Let me say from the outset that operation of such machines would not be possible without computer control. No human could control devices fast enough or with fine enough granularity to enable such machines to operate. I see space craft as much the same. Few humans would be capable of performing the required functions fast enough and accurately enough to pilot a Traveller spacecraft or operate Traveller style weapons. Aiming a laser at 30,000 km range is not going to be done with a set of cross hairs and a couple of levers.
I've been involved in hundreds of accident investigations. Accidents seldom have a single cause. Most often the cause can be attributed to either human error or equipment malfunction that can also be attributed to human error (broken equipment not repaired, broken processes that negate installed equipment safety functions, etc.) In only a very small case can genuine equipment design faults be considered the primary cause of an accident.
The bottom line. Humans in the system are the problem. They get tired, they get bored, they respond to pressure which push them to make decisions which in the light of day are obviously flawed.
Well designed equipment, operating within its designed parameters will always out perform a human.
Lets deal with the first statement. By the time of the Third Imperium the Vilani have had spaceflight for almost 10,000 years. One could reasonably say they know how to build spacecraft and their control systems. The Imperium is also very conservative. Technology does not change rapidly. It appears from canon that very little technological progress has been made in centuries, at least not radical technological progress. That means, to me at least, that grandpa's flight computer was probably the same model our intrepid PCs are using. You are not likely to find much difference in devices from one century to the next. By now the equipment is well designed. (Some of the canon Traveller ships don't seem to bare this out too well, but I mostly put that down to people designing ships who have very little real world experience with military or commercial vessels, and the kinds of requirements typically enforced on their designers. Sometimes they also allow setting up a good game ploy to over ride plausibility. This is not necessarily a fatal flaw in a game, which above all should be fun and interesting.)

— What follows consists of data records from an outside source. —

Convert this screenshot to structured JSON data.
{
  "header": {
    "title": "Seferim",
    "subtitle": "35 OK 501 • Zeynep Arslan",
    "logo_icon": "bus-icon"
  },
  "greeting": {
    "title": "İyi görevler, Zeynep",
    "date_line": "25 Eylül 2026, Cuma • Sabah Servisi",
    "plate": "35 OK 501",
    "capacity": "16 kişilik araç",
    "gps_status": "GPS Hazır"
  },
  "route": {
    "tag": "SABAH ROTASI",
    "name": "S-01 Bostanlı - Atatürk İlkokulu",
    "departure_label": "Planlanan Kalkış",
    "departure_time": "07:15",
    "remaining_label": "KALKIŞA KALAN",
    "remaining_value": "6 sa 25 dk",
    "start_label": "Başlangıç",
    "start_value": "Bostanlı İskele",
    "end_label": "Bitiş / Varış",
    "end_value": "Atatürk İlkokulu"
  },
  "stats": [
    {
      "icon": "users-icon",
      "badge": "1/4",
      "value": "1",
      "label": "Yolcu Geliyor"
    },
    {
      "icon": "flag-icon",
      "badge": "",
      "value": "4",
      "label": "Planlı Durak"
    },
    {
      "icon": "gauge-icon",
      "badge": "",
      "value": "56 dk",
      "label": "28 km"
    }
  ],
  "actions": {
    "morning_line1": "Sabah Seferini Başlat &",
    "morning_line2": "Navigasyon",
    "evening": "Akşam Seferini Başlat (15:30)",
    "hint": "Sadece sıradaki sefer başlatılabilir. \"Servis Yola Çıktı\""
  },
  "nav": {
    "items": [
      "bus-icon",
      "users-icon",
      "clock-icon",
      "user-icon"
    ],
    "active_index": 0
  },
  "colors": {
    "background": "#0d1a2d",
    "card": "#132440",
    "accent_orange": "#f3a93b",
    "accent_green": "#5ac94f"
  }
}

The second part of the statement is typically countered by saying something
like, "What about the unexpected? Humans handle the unexpected better." This
defense is primarily based on the contention that human guesses are better than
machine guesses. This has primarily been true because we do not really
understand how a human arrives at a guess. Fundamentally we suppose that
knowledge possessed by the human unconsciously affects the decision in such a
way that the odds of making the right decision is improved over the purely
logical machine method. Barring the invocation of some kind of psi effect which
is unavailable to machines this is surely bunk. A computer with powerful enough
processors, sufficient memory and sensors could reproduce this effect, with the
proper programming. Since they are likely to be able to receive much more
information and process it faster in any iterative problem they are likely to
both guess better and arrive at an answer faster, all with out any real
From a story perspective a lot depends on what the PCs expect. Some players I know prefer the retro fifties starship controls, with yoke and HUD view out the canopy window. Most prefer the configurable computer controls with the display screen as the more technologically plausible construct. A very few even prefer the Minority Report/Earth Final Conflict holographic controls, which is a little too advanced in feeling for even my taste.
I've chosen to make the touch screen with limited holographic display the standard at (G)TL10/12*. Analog, fly by wire, controls are strictly old school, appearing on (G)TL9. Static analog controls are relegated to (G)TL8.
*GURPS 3rd Ed Tech Levels are used throughout. At this time (JULY 2005) GURPS 4th Ed tech levels have not yet been established for GT. Hopefully Interstellar Wars will take care of that detail. Until that book, as well as the 4th Ed technology books Ultratech and Vehicles are out I will continue to use GURPS 3rd Ed.